The organization’s PAC recommended in September that former City Council President Cathy Woolard get its stamp of approval, saying she has “exhibited high moral and ethical decision-making skills” and that she’s “perceptive, amicable and confident.”
Before the vote to back Mitchell, the chairs of the endorsement subcommittee and the PAC stepped down. In an email to campaigns, they expressed concern that candidates on the group’s ballot “did not meet all of the endorsement requirements and were not properly vetted by the committee.” Tori Silas, the group’s president, said the organization’s members followed proper procedures and it resulted in the vote to back Mitchell. (Greg Bluestein)
The Buckhead Council of Neighborhoods on Wednesday will host a 7 p.m. debate among a winnowed-down list of Atlanta mayoral candidates: Peter Aman, Keisha Lance Bottoms, Kwanza Hall, Ceasar Mitchell, Mary Norwood, and Cathy Woolard.
The debate site is the North Atlanta High School auditorium The selection was based on fundraising totals as of Sept. 30.
The next day, on Oct. 19, nine of the candidates have been invited to debate at Trinity Presbyterian Church.

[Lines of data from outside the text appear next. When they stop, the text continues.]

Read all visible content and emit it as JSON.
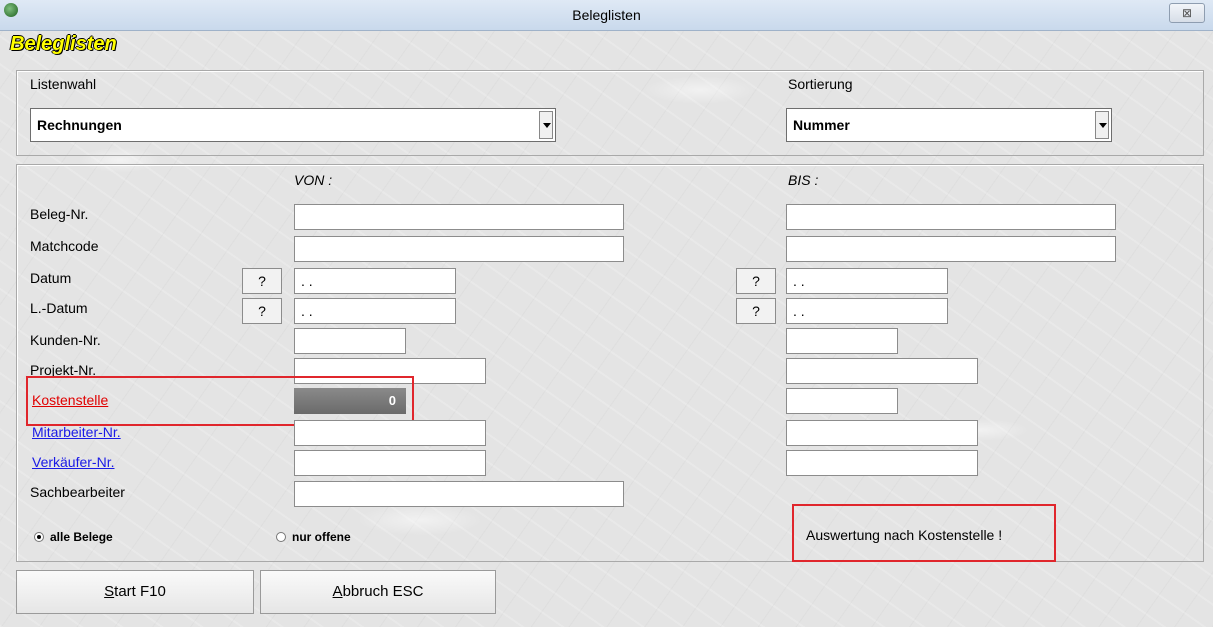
{
  "window": {
    "title": "Beleglisten",
    "close_glyph": "⊠"
  },
  "heading": "Beleglisten",
  "listenwahl": {
    "label": "Listenwahl",
    "value": "Rechnungen"
  },
  "sortierung": {
    "label": "Sortierung",
    "value": "Nummer"
  },
  "columns": {
    "von": "VON :",
    "bis": "BIS :"
  },
  "fields": {
    "beleg_nr": "Beleg-Nr.",
    "matchcode": "Matchcode",
    "datum": "Datum",
    "l_datum": "L.-Datum",
    "kunden_nr": "Kunden-Nr.",
    "projekt_nr": "Projekt-Nr.",
    "kostenstelle": "Kostenstelle",
    "mitarbeiter_nr": "Mitarbeiter-Nr.",
    "verkaeufer_nr": "Verkäufer-Nr.",
    "sachbearbeiter": "Sachbearbeiter"
  },
  "values": {
    "datum_von": ". .",
    "l_datum_von": ". .",
    "datum_bis": ". .",
    "l_datum_bis": ". .",
    "kostenstelle_von": "0"
  },
  "question_mark": "?",
  "radios": {
    "alle": "alle Belege",
    "offene": "nur offene",
    "selected": "alle"
  },
  "info_text": "Auswertung nach Kostenstelle !",
  "buttons": {
    "start_key": "S",
    "start_rest": "tart F10",
    "abbruch_key": "A",
    "abbruch_rest": "bbruch ESC"
  },
  "colors": {
    "heading": "#ffff00",
    "highlight": "#e0262c",
    "link": "#1a1ae6"
  }
}
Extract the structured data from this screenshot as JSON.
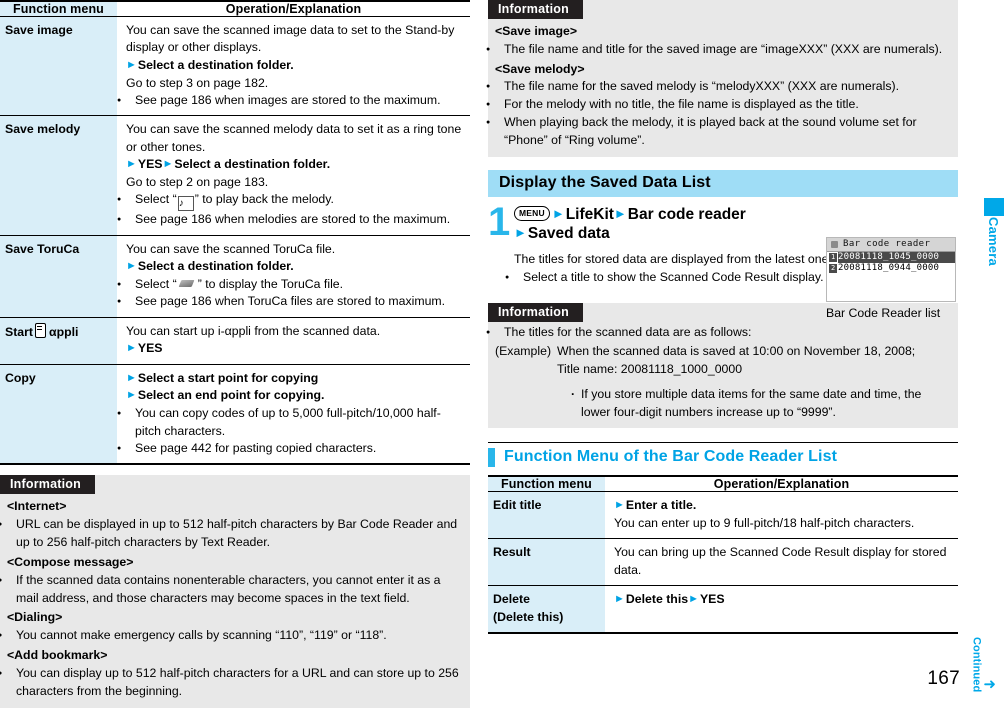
{
  "left_column": {
    "table": {
      "headers": [
        "Function menu",
        "Operation/Explanation"
      ],
      "rows": [
        {
          "menu": "Save image",
          "lines": [
            {
              "type": "text",
              "text": "You can save the scanned image data to set to the Stand-by display or other displays."
            },
            {
              "type": "arrow_bold",
              "text": "Select a destination folder."
            },
            {
              "type": "text",
              "text": "Go to step 3 on page 182."
            },
            {
              "type": "bullet",
              "text": "See page 186 when images are stored to the maximum."
            }
          ]
        },
        {
          "menu": "Save melody",
          "lines": [
            {
              "type": "text",
              "text": "You can save the scanned melody data to set it as a ring tone or other tones."
            },
            {
              "type": "arrow_double",
              "text1": "YES",
              "text2": "Select a destination folder."
            },
            {
              "type": "text",
              "text": "Go to step 2 on page 183."
            },
            {
              "type": "bullet_icon_melody",
              "pre": "Select “",
              "post": "” to play back the melody."
            },
            {
              "type": "bullet",
              "text": "See page 186 when melodies are stored to the maximum."
            }
          ]
        },
        {
          "menu": "Save ToruCa",
          "lines": [
            {
              "type": "text",
              "text": "You can save the scanned ToruCa file."
            },
            {
              "type": "arrow_bold",
              "text": "Select a destination folder."
            },
            {
              "type": "bullet_icon_toruca",
              "pre": "Select “",
              "post": "” to display the ToruCa file."
            },
            {
              "type": "bullet",
              "text": "See page 186 when ToruCa files are stored to maximum."
            }
          ]
        },
        {
          "menu_icon": "i-appli-icon",
          "menu_pre": "Start",
          "menu_post": "αppli",
          "lines": [
            {
              "type": "text",
              "text": "You can start up i-αppli from the scanned data."
            },
            {
              "type": "arrow_bold",
              "text": "YES"
            }
          ]
        },
        {
          "menu": "Copy",
          "lines": [
            {
              "type": "arrow_bold",
              "text": "Select a start point for copying"
            },
            {
              "type": "arrow_bold",
              "text": "Select an end point for copying."
            },
            {
              "type": "bullet",
              "text": "You can copy codes of up to 5,000 full-pitch/10,000 half-pitch characters."
            },
            {
              "type": "bullet",
              "text": "See page 442 for pasting copied characters."
            }
          ]
        }
      ]
    },
    "information": {
      "tab_label": "Information",
      "blocks": [
        {
          "head": "<Internet>",
          "items": [
            {
              "type": "bullet",
              "text": "URL can be displayed in up to 512 half-pitch characters by Bar Code Reader and up to 256 half-pitch characters by Text Reader."
            }
          ]
        },
        {
          "head": "<Compose message>",
          "items": [
            {
              "type": "bullet",
              "text": "If the scanned data contains nonenterable characters, you cannot enter it as a mail address, and those characters may become spaces in the text field."
            }
          ]
        },
        {
          "head": "<Dialing>",
          "items": [
            {
              "type": "bullet",
              "text": "You cannot make emergency calls by scanning “110”, “119” or “118”."
            }
          ]
        },
        {
          "head": "<Add bookmark>",
          "items": [
            {
              "type": "bullet",
              "text": "You can display up to 512 half-pitch characters for a URL and can store up to 256 characters from the beginning."
            }
          ]
        }
      ]
    }
  },
  "right_column": {
    "information_top": {
      "tab_label": "Information",
      "blocks": [
        {
          "head": "<Save image>",
          "items": [
            {
              "type": "bullet",
              "text": "The file name and title for the saved image are “imageXXX” (XXX are numerals)."
            }
          ]
        },
        {
          "head": "<Save melody>",
          "items": [
            {
              "type": "bullet",
              "text": "The file name for the saved melody is “melodyXXX” (XXX are numerals)."
            },
            {
              "type": "bullet",
              "text": "For the melody with no title, the file name is displayed as the title."
            },
            {
              "type": "bullet",
              "text": "When playing back the melody, it is played back at the sound volume set for “Phone” of “Ring volume”."
            }
          ]
        }
      ]
    },
    "section_heading": "Display the Saved Data List",
    "step": {
      "number": "1",
      "menu_key": "MENU",
      "title_part1": "LifeKit",
      "title_part2": "Bar code reader",
      "title_part3": "Saved data",
      "desc": "The titles for stored data are displayed from the latest one.",
      "bullet": "Select a title to show the Scanned Code Result display."
    },
    "phone_mock": {
      "title": "Bar code reader",
      "rows": [
        {
          "index": "1",
          "label": "20081118_1045_0000",
          "selected": true
        },
        {
          "index": "2",
          "label": "20081118_0944_0000",
          "selected": false
        }
      ],
      "caption": "Bar Code Reader list"
    },
    "information_mid": {
      "tab_label": "Information",
      "lead": "The titles for the scanned data are as follows:",
      "example_label": "(Example)",
      "example_line1": "When the scanned data is saved at 10:00 on November 18, 2008;",
      "example_line2": "Title name: 20081118_1000_0000",
      "sub_item": "If you store multiple data items for the same date and time, the lower four-digit numbers increase up to “9999”."
    },
    "function_menu_heading": "Function Menu of the Bar Code Reader List",
    "table": {
      "headers": [
        "Function menu",
        "Operation/Explanation"
      ],
      "rows": [
        {
          "menu": "Edit title",
          "lines": [
            {
              "type": "arrow_bold",
              "text": "Enter a title."
            },
            {
              "type": "text",
              "text": "You can enter up to 9 full-pitch/18 half-pitch characters."
            }
          ]
        },
        {
          "menu": "Result",
          "lines": [
            {
              "type": "text",
              "text": "You can bring up the Scanned Code Result display for stored data."
            }
          ]
        },
        {
          "menu": "Delete",
          "menu_line2": "(Delete this)",
          "lines": [
            {
              "type": "arrow_double",
              "text1": "Delete this",
              "text2": "YES"
            }
          ]
        }
      ]
    }
  },
  "side_tab": {
    "label": "Camera"
  },
  "footer": {
    "page_number": "167",
    "continued_label": "Continued",
    "arrow": "➜"
  },
  "colors": {
    "accent_cyan": "#00a8e8",
    "heading_fill": "#9fddf6",
    "table_menu_bg": "#d9eef8",
    "info_bg": "#e8e8e8",
    "info_tab_bg": "#231f20"
  }
}
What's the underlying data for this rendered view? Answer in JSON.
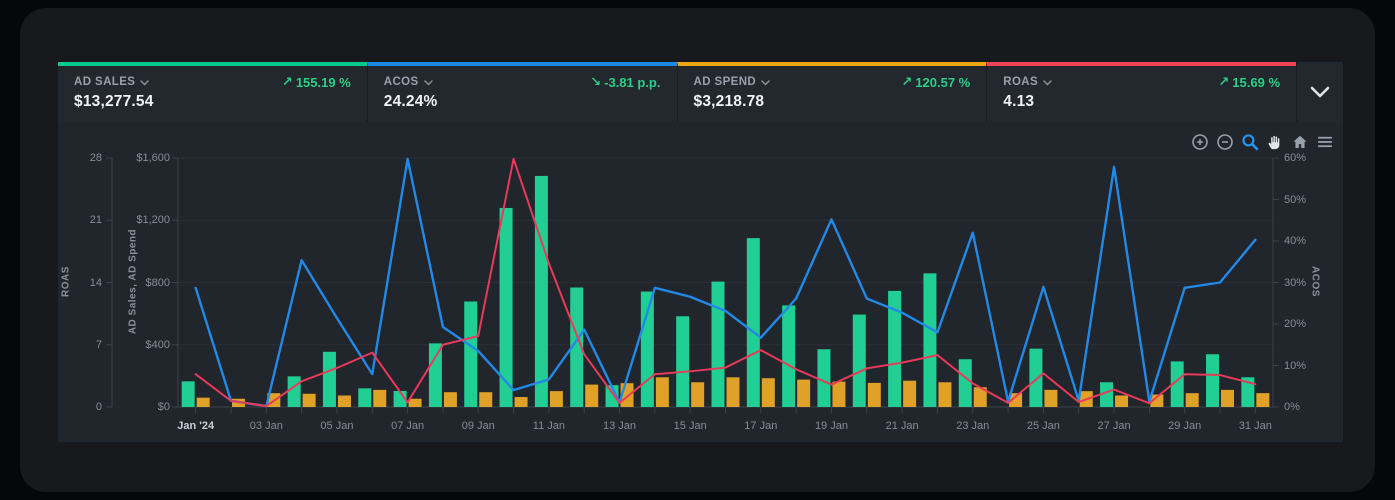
{
  "kpis": [
    {
      "label": "AD SALES",
      "value": "$13,277.54",
      "arrow": "↗",
      "delta": "155.19 %",
      "accent": "#00c98c"
    },
    {
      "label": "ACOS",
      "value": "24.24%",
      "arrow": "↘",
      "delta": "-3.81 p.p.",
      "accent": "#1d87e4"
    },
    {
      "label": "AD SPEND",
      "value": "$3,218.78",
      "arrow": "↗",
      "delta": "120.57 %",
      "accent": "#eda512"
    },
    {
      "label": "ROAS",
      "value": "4.13",
      "arrow": "↗",
      "delta": "15.69 %",
      "accent": "#ef4458"
    }
  ],
  "toolbar": {
    "icons": [
      "zoom-in",
      "zoom-out",
      "selection-zoom",
      "pan",
      "home",
      "menu"
    ],
    "active_color": "#2196f3",
    "pan_color": "#e2e6eb",
    "idle_color": "#97a0ab"
  },
  "chart_data": {
    "type": "mixed",
    "x_tick_labels": [
      "Jan '24",
      "03 Jan",
      "05 Jan",
      "07 Jan",
      "09 Jan",
      "11 Jan",
      "13 Jan",
      "15 Jan",
      "17 Jan",
      "19 Jan",
      "21 Jan",
      "23 Jan",
      "25 Jan",
      "27 Jan",
      "29 Jan",
      "31 Jan"
    ],
    "days": 31,
    "series": [
      {
        "name": "AD Sales",
        "type": "bar",
        "axis": "money",
        "color": "#21ce94",
        "values": [
          165,
          0,
          0,
          197,
          355,
          120,
          103,
          409,
          678,
          1279,
          1485,
          768,
          140,
          742,
          583,
          806,
          1085,
          653,
          371,
          594,
          746,
          859,
          307,
          0,
          375,
          0,
          159,
          0,
          293,
          339,
          191
        ]
      },
      {
        "name": "AD Spend",
        "type": "bar",
        "axis": "money",
        "color": "#dfa128",
        "values": [
          60,
          53,
          89,
          85,
          74,
          110,
          53,
          95,
          95,
          64,
          102,
          144,
          153,
          191,
          159,
          191,
          185,
          176,
          163,
          155,
          169,
          159,
          127,
          89,
          110,
          102,
          74,
          80,
          89,
          110,
          89
        ]
      },
      {
        "name": "ROAS",
        "type": "line",
        "axis": "roas",
        "color": "#2289e6",
        "values": [
          13.4,
          0.7,
          0.1,
          16.5,
          10,
          3.7,
          27.9,
          9,
          6.3,
          1.9,
          3.1,
          8.7,
          0.5,
          13.4,
          12.4,
          10.8,
          7.8,
          12.2,
          21.1,
          12.2,
          10.6,
          8.4,
          19.6,
          0.6,
          13.5,
          0.7,
          27,
          0.6,
          13.4,
          14,
          18.8
        ]
      },
      {
        "name": "ACOS",
        "type": "line",
        "axis": "acos",
        "color": "#e83a59",
        "values": [
          7.9,
          1.5,
          0.2,
          6.2,
          9.4,
          13.1,
          1.1,
          15,
          17.1,
          59.8,
          34.6,
          12.7,
          1,
          7.9,
          8.6,
          9.5,
          13.7,
          9.1,
          5.4,
          9.3,
          10.7,
          12.5,
          5.7,
          1,
          8.1,
          1.2,
          4.2,
          0.9,
          7.9,
          7.7,
          5.5
        ]
      }
    ],
    "axes": {
      "roas": {
        "title": "ROAS",
        "ticks": [
          "0",
          "7",
          "14",
          "21",
          "28"
        ],
        "max": 28,
        "position": "left-outer"
      },
      "money": {
        "title": "AD Sales, AD Spend",
        "ticks": [
          "$0",
          "$400",
          "$800",
          "$1,200",
          "$1,600"
        ],
        "max": 1600,
        "position": "left-inner"
      },
      "acos": {
        "title": "ACOS",
        "ticks": [
          "0%",
          "10%",
          "20%",
          "30%",
          "40%",
          "50%",
          "60%"
        ],
        "max": 60,
        "position": "right"
      }
    },
    "grid": true,
    "legend": "none"
  },
  "theme": {
    "page_bg": "#06070a",
    "card_bg": "#17191d",
    "strip_bg": "#23272e",
    "chart_bg": "#21252c",
    "grid_color": "#2a2e36",
    "axis_color": "#3c424c",
    "tick_text": "#878e99",
    "delta_green": "#2bd086"
  }
}
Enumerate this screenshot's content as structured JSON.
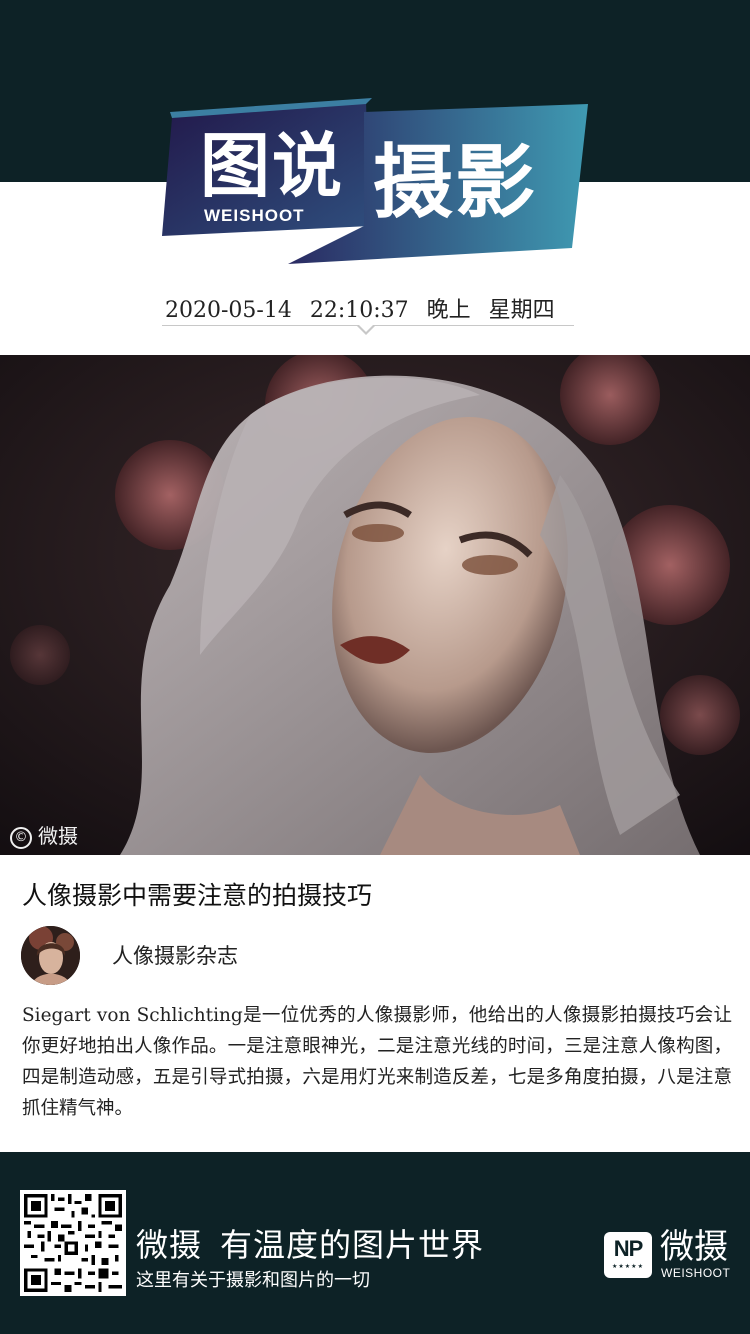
{
  "header": {
    "logo_left": "图说",
    "logo_sub": "WEISHOOT",
    "logo_right": "摄影",
    "date": "2020-05-14",
    "time": "22:10:37",
    "period": "晚上",
    "weekday": "星期四"
  },
  "photo": {
    "watermark_icon": "©",
    "watermark_text": "微摄"
  },
  "article": {
    "title": "人像摄影中需要注意的拍摄技巧",
    "author": "人像摄影杂志",
    "body": " Siegart von Schlichting是一位优秀的人像摄影师，他给出的人像摄影拍摄技巧会让你更好地拍出人像作品。一是注意眼神光，二是注意光线的时间，三是注意人像构图，四是制造动感，五是引导式拍摄，六是用灯光来制造反差，七是多角度拍摄，八是注意抓住精气神。"
  },
  "footer": {
    "slogan_brand": "微摄",
    "slogan_text": "有温度的图片世界",
    "subtitle": "这里有关于摄影和图片的一切",
    "np_mark": "NP",
    "np_stars": "★★★★★",
    "brand_cn": "微摄",
    "brand_en": "WEISHOOT"
  },
  "colors": {
    "dark_band": "#0d2226",
    "logo_gradient_start": "#241a4e",
    "logo_gradient_end": "#3e93ab"
  }
}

Odd things may be happening in the District 8 at-large race for Atlanta school board, which features incumbent Cynthia Briscoe Brown, an attorney, and challenger Charlie Stadtlander, a teacher.
Next Thursday, the Atlanta Board of Education ethics commission will review a complaint made by Stadtlander, who alleges – among other things – that Brown offered an APS job to a Stadtlander campaign worker who knocked on the school board member’s door.
Notice of the hearing came not through the BOE ethics commission, but via Rhonda Dauphin Johnson, election superintendent for the city of Atlanta. Here’s what Brown sent us when we reached out for comment:
My political opponent sent his campaign worker to my home ostensibly to canvass voters. The worker’s affidavit expressly states she was sent to my home on purpose by my opponent, and she also admits she had someone secretly recording the conversation. It is interesting that the only portion of the alleged recording that could be “retrieved” is the portion that supposedly includes the job offer.
The malicious intent of the Stadtlander campaign is clear. I was told by this person she was soon leaving the campaign and would be out of a job, which was also false. I asked if the worker would be interested in coming to work on my campaign. At no time did I offer the person a paid position within APS. As a Board member I would not even have the power to grant such an offer.
The House on Thursday approved an additional $37 billion in emergency money to aid with recovery work following hurricanes Maria, Irma and Harvey and firefighting out West. The measure sailed through the chamber on a bipartisan 353-69 vote. Two of those ‘no’ votes came from conservative Georgia Republicans Jody Hice and Barry Loudermilk. Hice’s office indicated the second-term Monroe-based congressman was unhappy the emergency money was coupled with $16 billion for the National Flood Insurance Program, which they called a “bailout.” Loudermilk also didn’t like the flood insurance portion since the bill didn’t include reforms to the system. He also objected to the legislation’s funding not being offset. (TH)
According to Kristal Dixon at Patch.com, state Sen. Brandon Beach, R-Alpharetta, will resign as president and CEO of the Greater North Fulton Chamber of Commerce in order to become the executive director of the North Fulton Community Improvement District.